  • A re-appraisal of all projects in the budget be undertaken. This will weed out all non-performing projects where the country is not getting value for money and redirect funds to high-returns projects. In addition to this, the Government should continue with the expenditure prioritization policy as proposed by the National Treasury with a view of minimizing costs through elimination of duplication and inefficiencies. In addition to this, a Project Management Unit (PMU) should be put in place to undertake regular monitoring and evaluation of projects as well as put in place checks and balances that guarantee quality of investments.
  • Reduce the net domestic borrowing to zero coupled with increase in concessional financing – this will reduce the incremental effect of domestic borrowing on debt and concessional external debt be used to replace/buyout expensive domestic/external debt.
  • Medium term debt service expenditures must be reduced to no more than 3.4% of GDP as per the BPS 2018–Debt servicing expenditures are set to cross the Kshs. 1 trillion mark in FY 2020/21. Targeted reduction of debt servicing expenditure alongside reduction of non-core recurrent expenditures, will have a higher effect of easing fiscal space. This should however be guided by a clearly laid out policy.
  • Revision of an arbitrarily set debt ceiling- the debt ceiling as designed creates a regulatory flaw as it is delinked to the rest of the economy. Choice of a ratio would provide a debt limit that is more responsive to both liquidity and solvency concerns and lead to prudent debt management practice.
  • Address regulatory challenges and barriers to market entry for businesses that may hinder activities of foreign investors.

With the National Treasury expected submissions of the BPS to the Legislature on the 15th of February, 2021, it is imperative that we all participate in the budget making process. Public participation is provided for in the Constitution of Kenya, 2010.

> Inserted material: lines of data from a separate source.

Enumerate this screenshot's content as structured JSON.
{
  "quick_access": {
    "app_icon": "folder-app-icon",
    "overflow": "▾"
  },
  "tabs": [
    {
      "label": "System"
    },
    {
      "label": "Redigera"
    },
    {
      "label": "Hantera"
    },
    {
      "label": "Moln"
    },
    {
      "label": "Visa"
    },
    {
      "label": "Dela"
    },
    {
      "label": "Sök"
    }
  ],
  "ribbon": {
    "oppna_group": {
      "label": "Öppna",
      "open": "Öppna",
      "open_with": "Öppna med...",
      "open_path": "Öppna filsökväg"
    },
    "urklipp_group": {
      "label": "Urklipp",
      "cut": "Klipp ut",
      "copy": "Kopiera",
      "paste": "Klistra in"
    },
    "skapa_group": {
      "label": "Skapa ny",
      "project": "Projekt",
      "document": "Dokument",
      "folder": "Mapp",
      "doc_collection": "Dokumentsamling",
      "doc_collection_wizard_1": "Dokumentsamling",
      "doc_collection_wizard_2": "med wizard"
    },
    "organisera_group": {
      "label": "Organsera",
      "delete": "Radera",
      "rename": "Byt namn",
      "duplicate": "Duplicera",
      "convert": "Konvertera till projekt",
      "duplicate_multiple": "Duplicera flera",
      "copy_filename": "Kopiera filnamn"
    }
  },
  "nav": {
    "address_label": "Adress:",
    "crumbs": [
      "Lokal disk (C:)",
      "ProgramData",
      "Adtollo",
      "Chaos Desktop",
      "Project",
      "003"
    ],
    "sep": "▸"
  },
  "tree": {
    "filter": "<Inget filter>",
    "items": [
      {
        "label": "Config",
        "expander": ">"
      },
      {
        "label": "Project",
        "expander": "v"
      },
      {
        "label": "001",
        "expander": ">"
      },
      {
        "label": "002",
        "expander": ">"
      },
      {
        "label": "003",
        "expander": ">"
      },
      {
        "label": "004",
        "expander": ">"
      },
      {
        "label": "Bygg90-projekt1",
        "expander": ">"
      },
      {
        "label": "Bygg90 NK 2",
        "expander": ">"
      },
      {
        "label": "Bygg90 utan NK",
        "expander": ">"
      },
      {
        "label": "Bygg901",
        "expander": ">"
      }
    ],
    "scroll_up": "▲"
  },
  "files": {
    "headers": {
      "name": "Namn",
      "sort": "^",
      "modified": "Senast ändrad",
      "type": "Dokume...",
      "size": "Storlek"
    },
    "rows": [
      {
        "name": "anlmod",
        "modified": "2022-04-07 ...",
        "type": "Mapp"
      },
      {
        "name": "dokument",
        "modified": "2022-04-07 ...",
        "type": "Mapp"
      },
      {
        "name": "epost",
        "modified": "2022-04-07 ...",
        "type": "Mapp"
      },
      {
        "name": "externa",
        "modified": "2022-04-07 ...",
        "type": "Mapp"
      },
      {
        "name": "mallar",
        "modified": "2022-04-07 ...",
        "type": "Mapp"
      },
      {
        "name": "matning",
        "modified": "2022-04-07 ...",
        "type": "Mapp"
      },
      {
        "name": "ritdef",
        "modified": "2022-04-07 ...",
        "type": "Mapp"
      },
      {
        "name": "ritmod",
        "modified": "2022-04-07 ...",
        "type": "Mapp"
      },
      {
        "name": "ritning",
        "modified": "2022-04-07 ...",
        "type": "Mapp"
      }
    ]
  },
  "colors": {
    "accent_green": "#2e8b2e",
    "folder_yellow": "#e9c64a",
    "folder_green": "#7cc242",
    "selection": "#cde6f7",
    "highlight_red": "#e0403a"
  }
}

Parliament will have fourteen (14) days after the BPS is submitted to table and discuss a report containing its recommendations and pass a resolution to adopt it with or without amendments. The Cabinet Secretary of the National Treasury and Planning shall consider resolutions passed by Parliament in finalizing the budget for the FY 2021/22. 

To facilitate this engagement, Oxygéne MCL through its Regulatory Affairs department will in partnership with the Institute of Public Finance (IPF-K) be undertaking a step-by-step sector based in-depth analysis of the BPS so as to develop a more inclusive business-centric and outward looking approach to the current budget making cycle of the FY 2021/22- 2022/23. The first series of engagements will be held on 17th February 2021. If interested, kindly get in touch with us via